As business leaders we are constantly bombarded with issues that require a decision.
These issues arrive in all forms, sizes and from quarters never expected. As we ponder our ability to make those decisions, let us reflect back on 2011 and the decisions we made. No doubt each of us can record 12 decisions we made about our business during the past year? Maybe some leaders will be able to recall 252 decisions they made, but if we stop to analyse the decisions we made what would we expect to find?
Many of the decisions made would be of a situational level, but with some investigation we will find that we spent a sizeable amount of time on them, and probably far more than what they were worth. At the other end of the scale decisions around strategic issues were either taken with comparatively little investment in time, or we have relegated these to be done later, which will probably lead to ‘never’!
In the diagram below
- We see that we can be operating in the four quadrants, but which of these should we be focusing our attention on most?
- We know that we should be making the least decisions in the ‘routine’ quadrant and most in the ‘Consensus’ quadrant.
- We leave room for some level of ‘Expert and Fair’ decisions, either from the position of ownership or due to legal obligations.
- If you are or feel you are making too many ‘Routine’ decisions, then staff will always feel they need your ‘blessing’ for everything.
- Some simple tools and measures will quickly allow them to make the decisions and you to have the confidence they can. (This will free up a significant amount of time for you)

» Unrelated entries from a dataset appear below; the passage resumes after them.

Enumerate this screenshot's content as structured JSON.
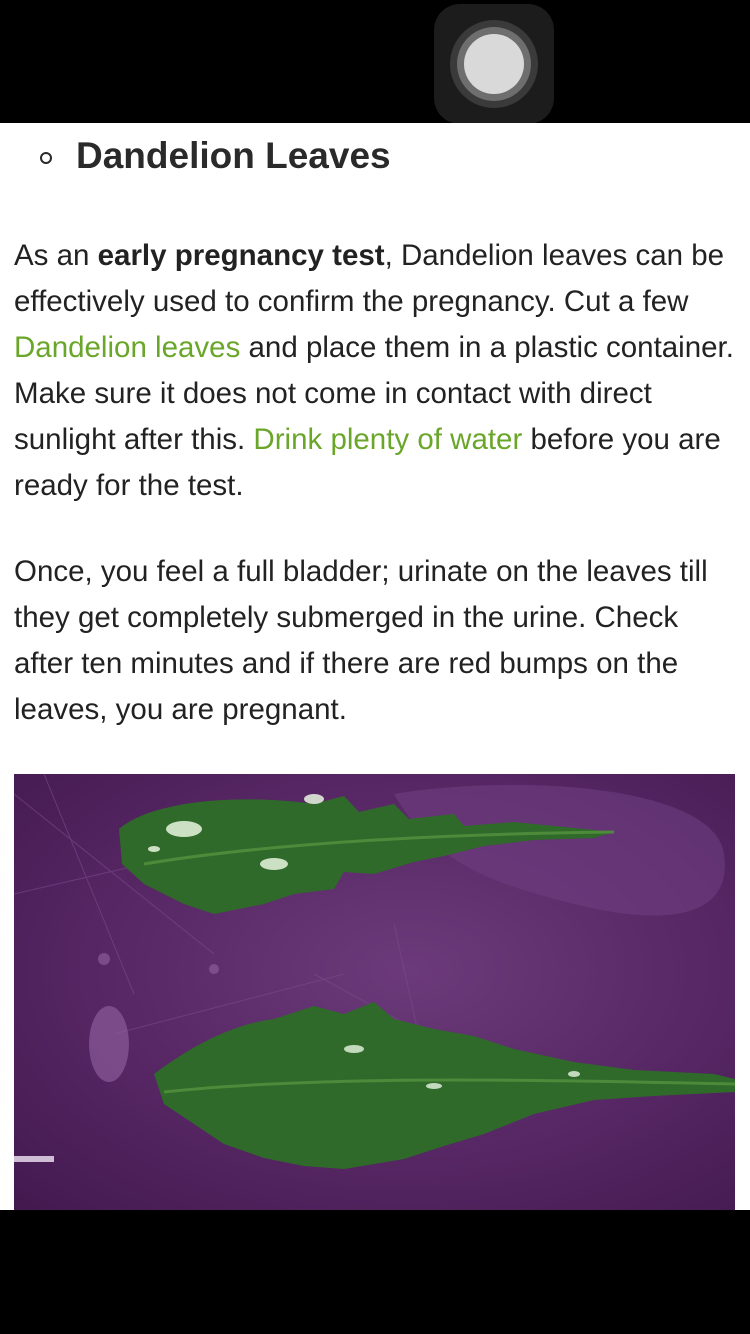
{
  "article": {
    "heading": "Dandelion Leaves",
    "paragraph1": {
      "t1": "As an ",
      "bold": "early pregnancy test",
      "t2": ", Dandelion leaves can be effectively used to confirm the pregnancy. Cut a few ",
      "link1": "Dandelion leaves",
      "t3": " and place them in a plastic container. Make sure it does not come in contact with direct sunlight after this. ",
      "link2": "Drink plenty of water",
      "t4": " before you are ready for the test."
    },
    "paragraph2": "Once, you feel a full bladder; urinate on the leaves till they get completely submerged in the urine. Check after ten minutes and if there are red bumps on the leaves, you are pregnant."
  },
  "colors": {
    "link": "#6aa62a",
    "text": "#222222",
    "background": "#ffffff",
    "photo_background": "#5a2a68",
    "leaf": "#2f6a2a"
  },
  "icons": {
    "assistive_touch": "assistive-touch-icon",
    "bullet": "hollow-circle-bullet"
  }
}
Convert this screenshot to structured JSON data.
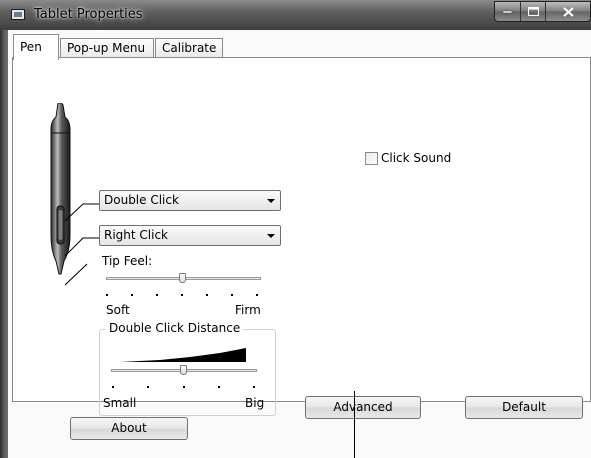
{
  "window": {
    "title": "Tablet Properties"
  },
  "tabs": [
    {
      "label": "Pen",
      "active": true
    },
    {
      "label": "Pop-up Menu",
      "active": false
    },
    {
      "label": "Calibrate",
      "active": false
    }
  ],
  "pen": {
    "upper_switch": {
      "value": "Double Click"
    },
    "lower_switch": {
      "value": "Right Click"
    },
    "tip_feel": {
      "label": "Tip Feel:",
      "min_label": "Soft",
      "max_label": "Firm",
      "level": 0.5
    },
    "double_click_distance": {
      "label": "Double Click Distance",
      "min_label": "Small",
      "max_label": "Big",
      "level": 0.5
    },
    "click_sound": {
      "label": "Click Sound",
      "checked": false
    }
  },
  "buttons": {
    "advanced": "Advanced",
    "default": "Default",
    "about": "About"
  },
  "icons": {
    "title": "tablet-icon",
    "pen": "pen-icon",
    "dropdown": "chevron-down-icon"
  }
}
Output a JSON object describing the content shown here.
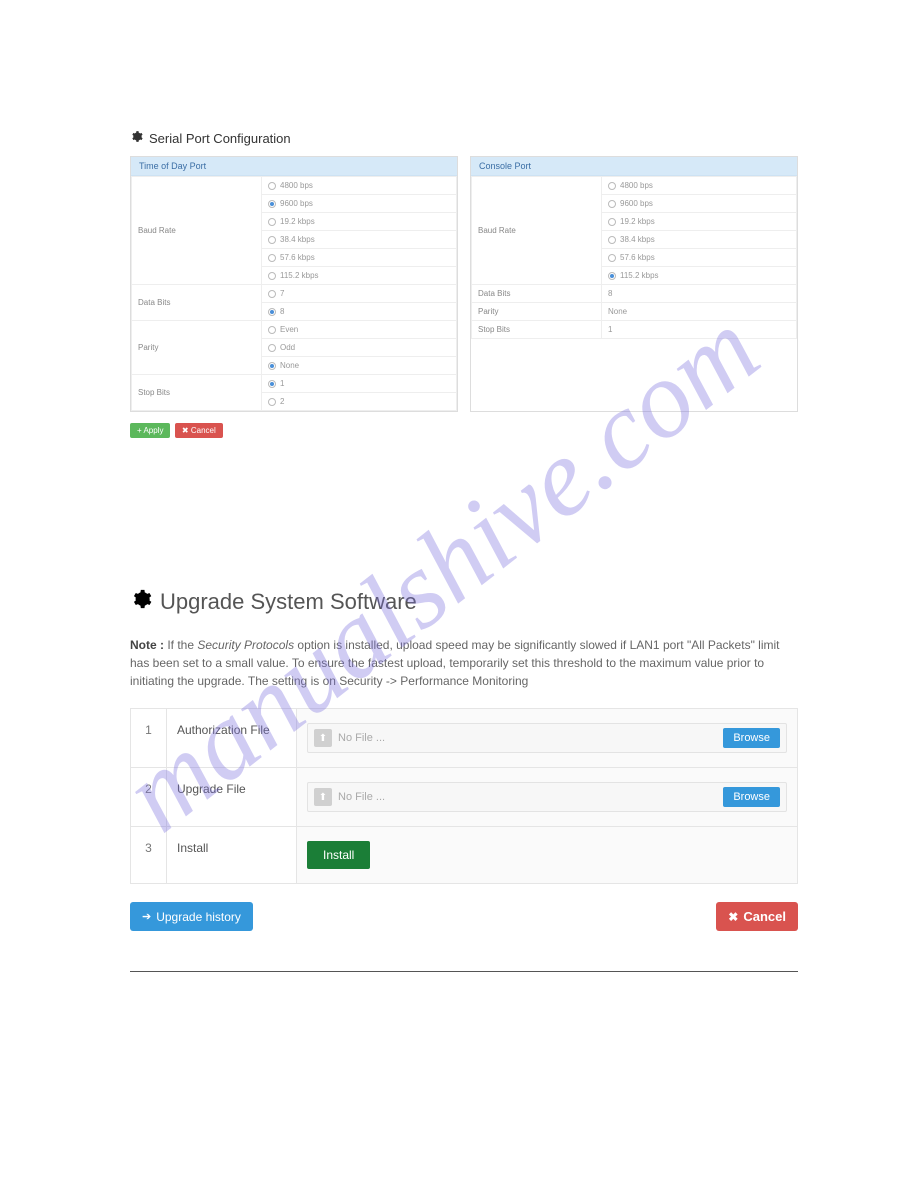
{
  "watermark": "manualshive.com",
  "serial": {
    "title": "Serial Port Configuration",
    "timeOfDay": {
      "header": "Time of Day Port",
      "baud_label": "Baud Rate",
      "baud_options": [
        "4800 bps",
        "9600 bps",
        "19.2 kbps",
        "38.4 kbps",
        "57.6 kbps",
        "115.2 kbps"
      ],
      "baud_selected": "9600 bps",
      "databits_label": "Data Bits",
      "databits_options": [
        "7",
        "8"
      ],
      "databits_selected": "8",
      "parity_label": "Parity",
      "parity_options": [
        "Even",
        "Odd",
        "None"
      ],
      "parity_selected": "None",
      "stopbits_label": "Stop Bits",
      "stopbits_options": [
        "1",
        "2"
      ],
      "stopbits_selected": "1"
    },
    "console": {
      "header": "Console Port",
      "baud_label": "Baud Rate",
      "baud_options": [
        "4800 bps",
        "9600 bps",
        "19.2 kbps",
        "38.4 kbps",
        "57.6 kbps",
        "115.2 kbps"
      ],
      "baud_selected": "115.2 kbps",
      "databits_label": "Data Bits",
      "databits_value": "8",
      "parity_label": "Parity",
      "parity_value": "None",
      "stopbits_label": "Stop Bits",
      "stopbits_value": "1"
    },
    "apply": "Apply",
    "cancel": "Cancel"
  },
  "upgrade": {
    "title": "Upgrade System Software",
    "note_label": "Note :",
    "note_emph": "Security Protocols",
    "note_before": " If the ",
    "note_after": " option is installed, upload speed may be significantly slowed if LAN1 port \"All Packets\" limit has been set to a small value. To ensure the fastest upload, temporarily set this threshold to the maximum value prior to initiating the upgrade. The setting is on Security -> Performance Monitoring",
    "steps": [
      {
        "n": "1",
        "label": "Authorization File",
        "placeholder": "No File ...",
        "browse": "Browse"
      },
      {
        "n": "2",
        "label": "Upgrade File",
        "placeholder": "No File ...",
        "browse": "Browse"
      },
      {
        "n": "3",
        "label": "Install",
        "install": "Install"
      }
    ],
    "history": "Upgrade history",
    "cancel": "Cancel"
  }
}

- If you are making too many Expert decisions, then it is time to consider employing someone that also has this skill set, specific to your business. You run a high risk of being the only person to ensure quality.

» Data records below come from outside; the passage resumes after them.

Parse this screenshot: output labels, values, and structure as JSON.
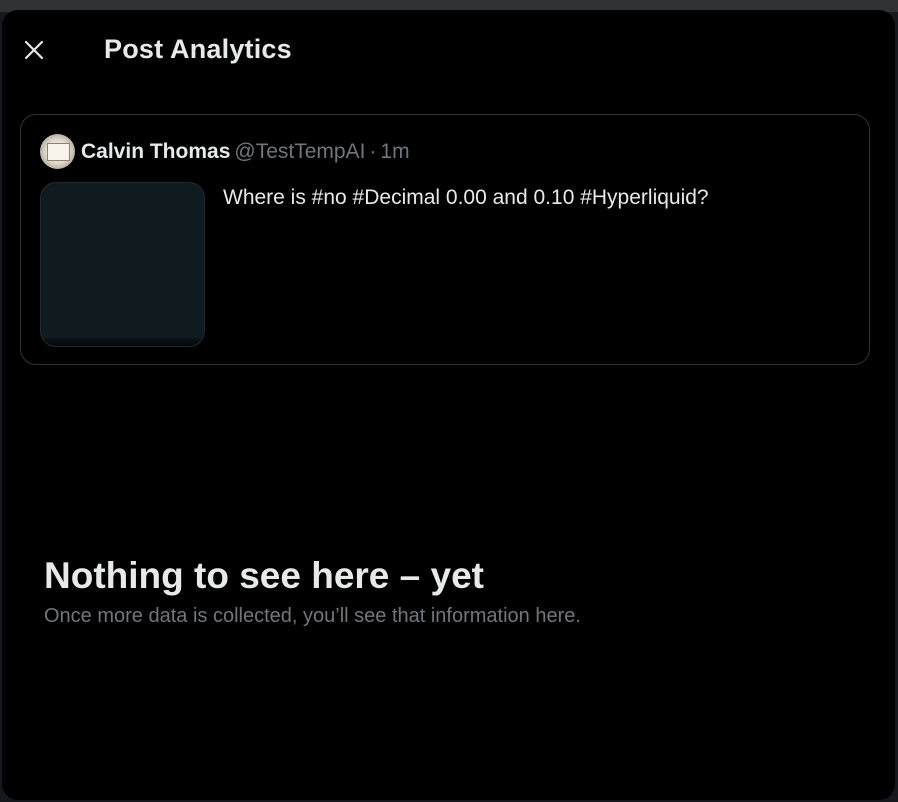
{
  "modal": {
    "title": "Post Analytics",
    "close_icon": "close-icon"
  },
  "post": {
    "author_name": "Calvin Thomas",
    "author_handle": "@TestTempAI",
    "separator": "·",
    "time": "1m",
    "text": "Where is #no #Decimal 0.00 and 0.10 #Hyperliquid?"
  },
  "empty_state": {
    "title": "Nothing to see here – yet",
    "subtitle": "Once more data is collected, you’ll see that information here."
  },
  "colors": {
    "background": "#000000",
    "primary_text": "#e7e9ea",
    "secondary_text": "#71767b",
    "border": "#2f3336"
  }
}
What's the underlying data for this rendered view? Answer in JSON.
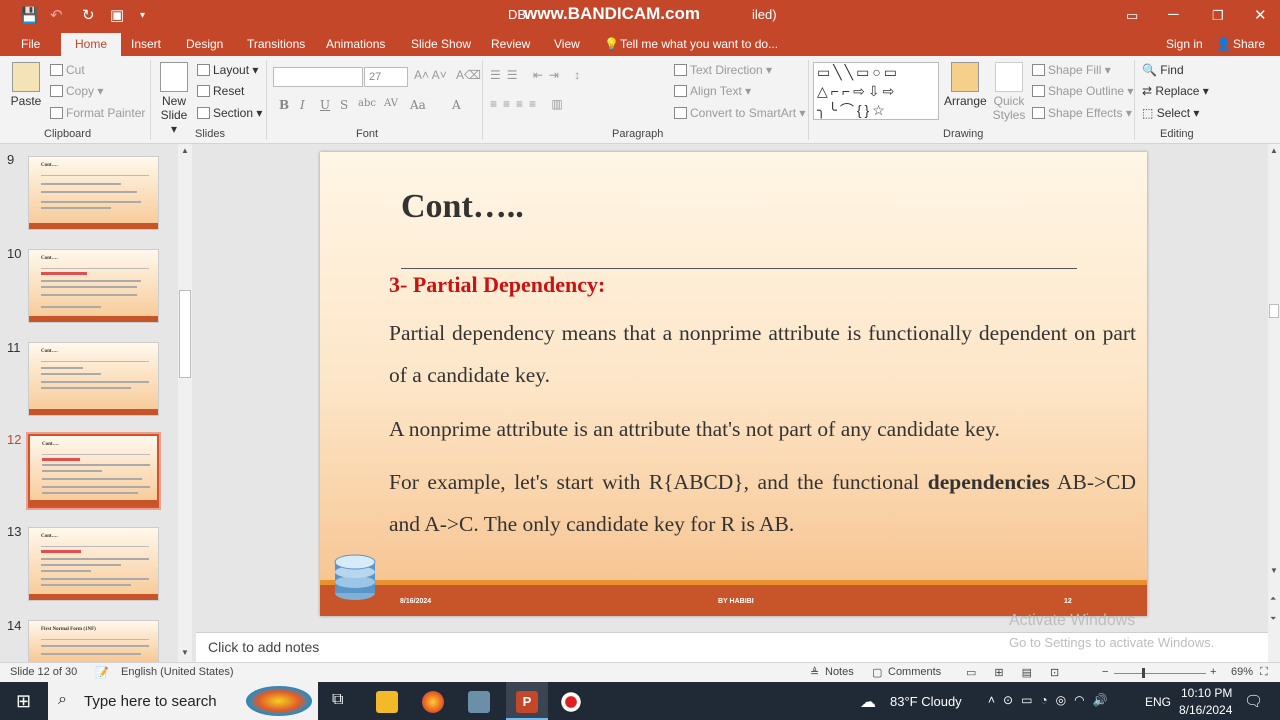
{
  "window": {
    "title": "DB",
    "title_tail": "iled)",
    "watermark": "www.BANDICAM.com",
    "signin": "Sign in",
    "share": "Share"
  },
  "tabs": [
    "File",
    "Home",
    "Insert",
    "Design",
    "Transitions",
    "Animations",
    "Slide Show",
    "Review",
    "View"
  ],
  "tell_me": "Tell me what you want to do...",
  "ribbon": {
    "clipboard": {
      "paste": "Paste",
      "cut": "Cut",
      "copy": "Copy",
      "format_painter": "Format Painter",
      "label": "Clipboard"
    },
    "slides": {
      "new_slide": "New Slide",
      "layout": "Layout",
      "reset": "Reset",
      "section": "Section",
      "label": "Slides"
    },
    "font": {
      "size": "27",
      "label": "Font"
    },
    "paragraph": {
      "text_direction": "Text Direction",
      "align_text": "Align Text",
      "convert": "Convert to SmartArt",
      "label": "Paragraph"
    },
    "drawing": {
      "arrange": "Arrange",
      "quick_styles": "Quick Styles",
      "shape_fill": "Shape Fill",
      "shape_outline": "Shape Outline",
      "shape_effects": "Shape Effects",
      "label": "Drawing"
    },
    "editing": {
      "find": "Find",
      "replace": "Replace",
      "select": "Select",
      "label": "Editing"
    }
  },
  "thumbnails": [
    {
      "num": "9",
      "title": "Cont….",
      "selected": false
    },
    {
      "num": "10",
      "title": "Cont….",
      "selected": false
    },
    {
      "num": "11",
      "title": "Cont….",
      "selected": false
    },
    {
      "num": "12",
      "title": "Cont….",
      "selected": true
    },
    {
      "num": "13",
      "title": "Cont….",
      "selected": false
    },
    {
      "num": "14",
      "title": "First Normal Form (1NF)",
      "selected": false
    }
  ],
  "slide": {
    "title": "Cont…..",
    "heading": "3- Partial Dependency:",
    "p1": "Partial dependency means that a nonprime attribute is functionally dependent on part of a candidate key.",
    "p2": "A nonprime attribute is an attribute that's not part of any candidate key.",
    "p3a": "For example, let's start with R{ABCD}, and the functional ",
    "p3b": "dependencies",
    "p3c": " AB->CD and A->C.   The only candidate key for R is AB.",
    "footer_date": "8/16/2024",
    "footer_author": "BY HABIBI",
    "footer_num": "12"
  },
  "notes_placeholder": "Click to add notes",
  "activate": {
    "line1": "Activate Windows",
    "line2": "Go to Settings to activate Windows."
  },
  "status": {
    "slide": "Slide 12 of 30",
    "lang": "English (United States)",
    "notes": "Notes",
    "comments": "Comments",
    "zoom": "69%"
  },
  "taskbar": {
    "search": "Type here to search",
    "weather": "83°F  Cloudy",
    "lang": "ENG",
    "time": "10:10 PM",
    "date": "8/16/2024"
  }
}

- If you are making too many ‘Fair’ decisions, then it is probably time to review what you may be losing because these are deemed to be compromising the business.

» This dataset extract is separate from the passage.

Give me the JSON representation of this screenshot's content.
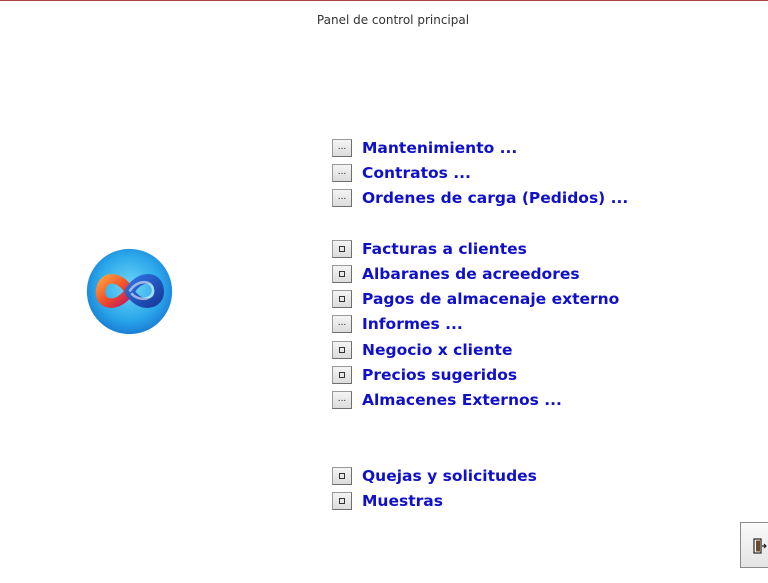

- If you are making too few ‘Consensus’ decisions, then a coach and/or mentor can be of great value, to you and the business.
Lean Thinking will assist you and all the staff improve decision making appropriate to the level of complexity.
Far too many strategic decisions are not made as leaders are preoccupied with constant decisions at the ‘coal-face’, instead of the future of the business.
We both know that is not what you envisage for 2012?
Articles by Greg Ellis
- New book, A Walk in a Foresters Boots, the First Journey - Finding my Feet - April 10th, 2013
- How Lean Thinking benefits organisations in the service industry - September 9th, 2011
- How Lean Thinking benefits small business owners - May 13th, 2011
- How Lean Thinking benefits Forestry - March 23rd, 2011
- How Lean Thinking benefits the Marine industry - March 10th, 2011
- What will it take for some to use Lean Thinking in their organisation? - February 11th, 2011
- Hello to Lean Thinking - January 23rd, 2011
- Lean Thinking, Banish Waste - December 9th, 2010